** Given data follows **

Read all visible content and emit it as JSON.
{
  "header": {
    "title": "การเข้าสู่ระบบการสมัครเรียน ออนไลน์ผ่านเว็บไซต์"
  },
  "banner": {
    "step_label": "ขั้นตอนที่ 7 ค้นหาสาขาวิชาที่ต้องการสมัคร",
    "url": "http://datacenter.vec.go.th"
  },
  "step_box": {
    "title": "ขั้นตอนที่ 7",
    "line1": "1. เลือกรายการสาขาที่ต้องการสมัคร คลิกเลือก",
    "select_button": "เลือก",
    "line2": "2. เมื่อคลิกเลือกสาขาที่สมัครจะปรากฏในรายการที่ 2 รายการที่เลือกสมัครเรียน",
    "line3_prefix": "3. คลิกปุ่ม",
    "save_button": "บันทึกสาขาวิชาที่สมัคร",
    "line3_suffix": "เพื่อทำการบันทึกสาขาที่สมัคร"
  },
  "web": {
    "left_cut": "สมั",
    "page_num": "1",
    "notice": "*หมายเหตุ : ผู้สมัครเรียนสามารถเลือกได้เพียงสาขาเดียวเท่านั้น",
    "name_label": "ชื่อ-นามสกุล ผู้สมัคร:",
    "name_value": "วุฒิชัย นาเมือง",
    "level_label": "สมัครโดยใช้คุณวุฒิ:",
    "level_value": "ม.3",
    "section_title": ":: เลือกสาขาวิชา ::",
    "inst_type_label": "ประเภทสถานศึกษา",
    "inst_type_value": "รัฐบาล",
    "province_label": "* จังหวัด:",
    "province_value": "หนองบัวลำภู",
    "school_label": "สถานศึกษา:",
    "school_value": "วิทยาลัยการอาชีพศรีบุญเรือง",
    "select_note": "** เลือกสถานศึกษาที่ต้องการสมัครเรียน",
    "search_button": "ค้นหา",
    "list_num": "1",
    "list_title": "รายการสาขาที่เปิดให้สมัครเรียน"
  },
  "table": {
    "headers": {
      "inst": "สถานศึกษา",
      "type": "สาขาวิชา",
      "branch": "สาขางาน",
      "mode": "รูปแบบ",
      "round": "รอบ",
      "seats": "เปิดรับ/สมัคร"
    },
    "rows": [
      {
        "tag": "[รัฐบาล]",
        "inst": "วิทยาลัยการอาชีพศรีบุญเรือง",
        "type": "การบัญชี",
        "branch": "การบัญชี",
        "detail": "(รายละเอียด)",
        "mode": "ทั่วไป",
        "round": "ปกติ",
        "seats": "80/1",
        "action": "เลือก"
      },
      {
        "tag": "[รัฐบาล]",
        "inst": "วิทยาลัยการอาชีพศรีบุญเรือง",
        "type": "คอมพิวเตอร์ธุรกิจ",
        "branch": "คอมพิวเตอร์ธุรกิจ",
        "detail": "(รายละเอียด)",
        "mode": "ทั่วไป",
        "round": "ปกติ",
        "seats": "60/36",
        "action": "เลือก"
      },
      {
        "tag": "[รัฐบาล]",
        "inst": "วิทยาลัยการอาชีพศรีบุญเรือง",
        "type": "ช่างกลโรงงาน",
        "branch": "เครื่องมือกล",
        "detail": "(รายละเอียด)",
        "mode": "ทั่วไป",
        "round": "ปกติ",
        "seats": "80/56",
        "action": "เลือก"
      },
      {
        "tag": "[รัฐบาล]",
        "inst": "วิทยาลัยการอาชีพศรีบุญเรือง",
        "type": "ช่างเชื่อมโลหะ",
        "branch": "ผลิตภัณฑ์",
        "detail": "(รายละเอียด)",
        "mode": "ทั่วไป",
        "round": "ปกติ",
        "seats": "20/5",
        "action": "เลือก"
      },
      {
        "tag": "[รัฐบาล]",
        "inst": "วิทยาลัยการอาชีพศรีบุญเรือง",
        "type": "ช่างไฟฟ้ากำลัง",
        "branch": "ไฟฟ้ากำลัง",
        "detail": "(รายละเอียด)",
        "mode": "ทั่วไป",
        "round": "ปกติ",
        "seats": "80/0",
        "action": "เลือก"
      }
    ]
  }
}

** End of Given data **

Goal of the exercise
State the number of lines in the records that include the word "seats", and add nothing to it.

Expected answer
6